David Wojahn’s White Lanterns is a seven-part elegy about the speaker’s accountant mother. Listen here, and read along here. What’s neat about this poem, is that it plays with time throughout the whole piece. Wojahn takes us back and forth from the 1960’s to the late 1980’s, showing the mother in her younger years from a child’s perspective, and then to her aging and ultimate death. Wojahn also weaves us through the three stages previously mentioned, but they aren’t in any overt order-- something the temporal changes aid. The speaker is obsessed with his mother’s lipstick, a characteristic that represents her younger vitality and precision, the latter being an important and constant attribute the speaker is sure to bring to our attention.
White Lanterns is a haunting poem, and not just because it’s about the speaker’s mother passing away. Wojahn uses words like “vapor,” “undertaker,” “caricature,” and “wig” that create eerie scenes. In a surprisingly spooky way, he also echoes the last line of each stanza as a way to start the next stanza. The second time we get the line, it’s changed almost for the worse (but in a good way). The image is twisted a little bit -- Wojahn doesn’t let us get away from the first image, he has to bring us back again with another version.
Why do you think that this technique is so effective in this elegy?
Paul Guest wrote a very different elegy about zombies titled Elegy for the Lumbering Monster. Listen here. It sounds silly to write about zombies, and maybe it kind of is, but Paul Guest is some genius and makes the poem extremely relevant, beyond being about a pop culture obsession. Guest is notable, I think, for his use of humour juxtaposed with a very individualized, yet universal, reality. In this poem, the speaker longs for the zombies of yesteryear and gives the reader a good visual image of this aged pop icon that has fallen out of favor. There is a direct conversation with the old school zombie and the speaker is brutally honest, but also admiring, pitying, and compassionate of the zombie’s current situation.
The work is fun, until the end where suddenly the speaker has brought himself into the poem, a sign to the reader that there has been a turn. And that’s just when things get scary, “my own end is what we don’t speak of, though in the marbled blindness of your eyes it’s easy to imagine, and I do, but away from me I run.” There is still some whimsy in this ending to the poem, some silliness to the word order of “but away from me I run,” and yet, it’s haunting.
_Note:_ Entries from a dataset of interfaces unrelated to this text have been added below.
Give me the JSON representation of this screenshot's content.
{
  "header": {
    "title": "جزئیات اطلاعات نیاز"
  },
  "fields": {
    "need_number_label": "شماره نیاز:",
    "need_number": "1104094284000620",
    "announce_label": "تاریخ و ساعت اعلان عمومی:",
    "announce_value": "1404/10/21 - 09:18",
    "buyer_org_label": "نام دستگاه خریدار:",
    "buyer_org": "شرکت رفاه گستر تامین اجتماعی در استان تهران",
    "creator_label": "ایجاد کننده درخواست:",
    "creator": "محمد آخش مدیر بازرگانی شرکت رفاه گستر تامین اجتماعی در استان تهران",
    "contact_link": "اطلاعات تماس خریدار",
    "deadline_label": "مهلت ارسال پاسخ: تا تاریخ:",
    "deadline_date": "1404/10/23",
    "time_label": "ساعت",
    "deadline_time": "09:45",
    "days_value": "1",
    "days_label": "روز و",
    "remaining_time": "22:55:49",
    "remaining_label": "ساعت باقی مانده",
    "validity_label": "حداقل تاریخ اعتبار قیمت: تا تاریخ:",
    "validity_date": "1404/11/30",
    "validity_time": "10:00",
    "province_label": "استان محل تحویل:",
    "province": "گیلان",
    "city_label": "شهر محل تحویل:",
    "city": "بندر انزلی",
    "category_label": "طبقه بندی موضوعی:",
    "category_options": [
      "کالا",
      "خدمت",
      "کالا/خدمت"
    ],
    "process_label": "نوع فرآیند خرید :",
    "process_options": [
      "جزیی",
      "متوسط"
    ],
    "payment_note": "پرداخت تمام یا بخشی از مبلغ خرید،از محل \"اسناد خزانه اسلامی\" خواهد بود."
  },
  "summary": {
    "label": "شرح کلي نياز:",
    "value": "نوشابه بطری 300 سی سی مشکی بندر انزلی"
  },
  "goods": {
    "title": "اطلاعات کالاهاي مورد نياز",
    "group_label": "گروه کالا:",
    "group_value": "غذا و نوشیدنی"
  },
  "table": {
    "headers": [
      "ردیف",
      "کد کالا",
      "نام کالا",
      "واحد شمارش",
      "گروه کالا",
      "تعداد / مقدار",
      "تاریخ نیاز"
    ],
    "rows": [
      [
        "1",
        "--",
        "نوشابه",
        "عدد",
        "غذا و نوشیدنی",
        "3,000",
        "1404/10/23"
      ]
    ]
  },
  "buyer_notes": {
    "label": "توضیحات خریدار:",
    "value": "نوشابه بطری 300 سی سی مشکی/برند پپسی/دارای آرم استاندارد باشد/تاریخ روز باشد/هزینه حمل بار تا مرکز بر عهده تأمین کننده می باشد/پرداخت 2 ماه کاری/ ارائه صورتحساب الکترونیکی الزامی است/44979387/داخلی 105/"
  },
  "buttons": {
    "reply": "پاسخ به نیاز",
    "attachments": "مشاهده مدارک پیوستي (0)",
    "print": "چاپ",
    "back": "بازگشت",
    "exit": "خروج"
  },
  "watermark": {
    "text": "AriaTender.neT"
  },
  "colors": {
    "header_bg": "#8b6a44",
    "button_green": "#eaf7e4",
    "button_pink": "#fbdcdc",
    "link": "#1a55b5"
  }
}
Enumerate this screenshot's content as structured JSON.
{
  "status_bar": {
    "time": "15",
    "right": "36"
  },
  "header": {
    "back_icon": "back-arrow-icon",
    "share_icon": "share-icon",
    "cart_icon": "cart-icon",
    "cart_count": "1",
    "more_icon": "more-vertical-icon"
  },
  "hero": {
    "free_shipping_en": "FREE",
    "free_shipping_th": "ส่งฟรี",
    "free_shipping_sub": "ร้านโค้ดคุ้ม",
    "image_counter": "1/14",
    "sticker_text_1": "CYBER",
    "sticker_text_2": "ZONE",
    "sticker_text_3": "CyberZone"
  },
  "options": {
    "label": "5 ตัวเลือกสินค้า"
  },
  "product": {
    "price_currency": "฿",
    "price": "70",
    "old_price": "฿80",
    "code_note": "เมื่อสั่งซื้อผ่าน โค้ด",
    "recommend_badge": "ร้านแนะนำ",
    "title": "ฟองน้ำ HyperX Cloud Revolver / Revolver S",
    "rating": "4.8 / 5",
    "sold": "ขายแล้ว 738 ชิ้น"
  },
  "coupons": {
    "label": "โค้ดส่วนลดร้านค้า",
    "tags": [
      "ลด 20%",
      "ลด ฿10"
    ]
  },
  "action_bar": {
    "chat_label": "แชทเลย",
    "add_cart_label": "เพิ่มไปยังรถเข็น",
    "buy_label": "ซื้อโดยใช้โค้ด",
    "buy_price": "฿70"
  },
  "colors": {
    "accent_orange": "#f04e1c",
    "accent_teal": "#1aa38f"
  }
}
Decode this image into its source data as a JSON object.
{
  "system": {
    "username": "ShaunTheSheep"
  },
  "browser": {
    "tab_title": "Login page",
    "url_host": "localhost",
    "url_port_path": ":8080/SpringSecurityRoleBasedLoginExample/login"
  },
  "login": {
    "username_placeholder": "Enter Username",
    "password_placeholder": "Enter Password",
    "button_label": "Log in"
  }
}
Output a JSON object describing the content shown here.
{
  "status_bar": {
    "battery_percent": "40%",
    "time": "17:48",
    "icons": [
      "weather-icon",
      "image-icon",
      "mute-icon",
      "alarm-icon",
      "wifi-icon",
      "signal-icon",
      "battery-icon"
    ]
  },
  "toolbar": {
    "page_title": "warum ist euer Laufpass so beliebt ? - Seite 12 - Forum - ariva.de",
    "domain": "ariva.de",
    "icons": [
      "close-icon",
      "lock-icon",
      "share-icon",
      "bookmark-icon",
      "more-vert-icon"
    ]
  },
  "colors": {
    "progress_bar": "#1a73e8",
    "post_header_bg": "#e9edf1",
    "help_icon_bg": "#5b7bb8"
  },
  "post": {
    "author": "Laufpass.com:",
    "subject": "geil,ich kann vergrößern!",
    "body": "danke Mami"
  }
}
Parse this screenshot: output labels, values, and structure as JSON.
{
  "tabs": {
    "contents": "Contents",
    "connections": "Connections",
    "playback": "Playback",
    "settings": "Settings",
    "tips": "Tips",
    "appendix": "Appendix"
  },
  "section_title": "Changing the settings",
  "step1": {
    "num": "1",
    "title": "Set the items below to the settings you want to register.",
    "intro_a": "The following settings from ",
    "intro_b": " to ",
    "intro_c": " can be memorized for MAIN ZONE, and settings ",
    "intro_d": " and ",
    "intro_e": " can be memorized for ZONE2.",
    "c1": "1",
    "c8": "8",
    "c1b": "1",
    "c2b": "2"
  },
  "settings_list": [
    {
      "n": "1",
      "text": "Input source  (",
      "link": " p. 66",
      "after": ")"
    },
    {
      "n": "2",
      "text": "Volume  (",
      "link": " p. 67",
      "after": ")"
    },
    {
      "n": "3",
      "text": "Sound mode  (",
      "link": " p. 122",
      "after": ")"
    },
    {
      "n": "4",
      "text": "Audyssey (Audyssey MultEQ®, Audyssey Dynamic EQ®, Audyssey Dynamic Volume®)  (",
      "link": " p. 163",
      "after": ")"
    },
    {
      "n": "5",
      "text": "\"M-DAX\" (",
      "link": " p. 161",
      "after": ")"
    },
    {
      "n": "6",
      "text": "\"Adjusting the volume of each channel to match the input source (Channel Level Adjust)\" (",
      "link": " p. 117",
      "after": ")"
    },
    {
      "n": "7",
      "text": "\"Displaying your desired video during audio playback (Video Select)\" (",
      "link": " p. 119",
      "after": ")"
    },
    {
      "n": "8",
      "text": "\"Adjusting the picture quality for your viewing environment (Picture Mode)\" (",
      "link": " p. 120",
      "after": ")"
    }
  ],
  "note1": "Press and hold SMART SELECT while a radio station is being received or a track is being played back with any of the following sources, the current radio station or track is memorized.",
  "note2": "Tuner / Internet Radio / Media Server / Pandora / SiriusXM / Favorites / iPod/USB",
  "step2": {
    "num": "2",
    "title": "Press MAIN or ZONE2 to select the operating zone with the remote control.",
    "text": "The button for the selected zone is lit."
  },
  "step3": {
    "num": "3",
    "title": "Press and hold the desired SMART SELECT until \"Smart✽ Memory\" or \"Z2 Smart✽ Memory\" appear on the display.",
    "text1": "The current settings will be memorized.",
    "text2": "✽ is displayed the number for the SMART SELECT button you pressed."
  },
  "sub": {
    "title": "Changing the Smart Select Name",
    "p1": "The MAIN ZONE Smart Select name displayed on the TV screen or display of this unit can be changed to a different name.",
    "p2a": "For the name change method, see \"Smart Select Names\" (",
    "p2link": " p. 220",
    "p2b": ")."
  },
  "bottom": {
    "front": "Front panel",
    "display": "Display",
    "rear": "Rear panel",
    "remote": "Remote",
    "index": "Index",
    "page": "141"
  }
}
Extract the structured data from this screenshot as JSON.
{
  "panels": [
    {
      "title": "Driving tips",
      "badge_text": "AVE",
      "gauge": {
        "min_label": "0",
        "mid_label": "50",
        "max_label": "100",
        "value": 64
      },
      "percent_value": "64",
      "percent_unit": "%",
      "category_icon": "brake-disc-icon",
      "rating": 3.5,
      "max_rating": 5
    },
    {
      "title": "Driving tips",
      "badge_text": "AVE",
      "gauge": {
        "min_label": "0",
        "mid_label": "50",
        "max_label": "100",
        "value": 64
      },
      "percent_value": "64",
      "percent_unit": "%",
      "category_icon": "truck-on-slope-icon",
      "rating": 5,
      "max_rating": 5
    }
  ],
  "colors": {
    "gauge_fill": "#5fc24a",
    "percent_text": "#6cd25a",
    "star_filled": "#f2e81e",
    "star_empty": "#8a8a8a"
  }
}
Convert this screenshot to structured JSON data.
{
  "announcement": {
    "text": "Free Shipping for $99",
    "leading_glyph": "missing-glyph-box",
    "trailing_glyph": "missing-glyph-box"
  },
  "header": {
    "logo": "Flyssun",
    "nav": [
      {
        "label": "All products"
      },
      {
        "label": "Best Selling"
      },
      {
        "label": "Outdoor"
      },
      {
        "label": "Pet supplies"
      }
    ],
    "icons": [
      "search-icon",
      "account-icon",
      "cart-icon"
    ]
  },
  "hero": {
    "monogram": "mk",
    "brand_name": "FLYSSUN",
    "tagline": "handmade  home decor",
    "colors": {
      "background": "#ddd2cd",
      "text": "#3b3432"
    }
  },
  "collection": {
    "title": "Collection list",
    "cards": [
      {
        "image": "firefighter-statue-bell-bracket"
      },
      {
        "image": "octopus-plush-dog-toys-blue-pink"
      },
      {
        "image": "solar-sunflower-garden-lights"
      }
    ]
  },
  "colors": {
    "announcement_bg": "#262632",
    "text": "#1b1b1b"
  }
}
What makes it so scary is that the poem isn’t just about a pop culture icon anymore, it’s about humans and their immortality. It’s specifically about the speaker’s immortality. It’s ultimately an elegy for us, the humans, not just the zombies. Perhaps the scariest thing is not ghosts and ghouls, but acknowledging something so very human, and so very real, as death.
What did you find spooky about Guest’s elegy? Or was it mostly funny?
So, things got a little heavy, and that’s alright I think. Poetry is supposed to help us figure out what we don’t understand, and what we didn’t get to explore enough throughout the day. Wojahn’s elegy explores the relationship between the speaker and his mom, and Guest’s elegy explores the speaker’s desire to run from his fear... what better place to play and figure the scary stuff out than on the page?
Try writing your own elegy -- it can be anything! Silly, perhaps about the ant that got smushed on the sidewalk, or the loss of an apple because you ate it. Halloween is about being spooky and pretending to be what we’re scared of, so that maybe the next day, we aren’t so scared anymore -- use your poetry that way too, let it be scary, or scared, for you.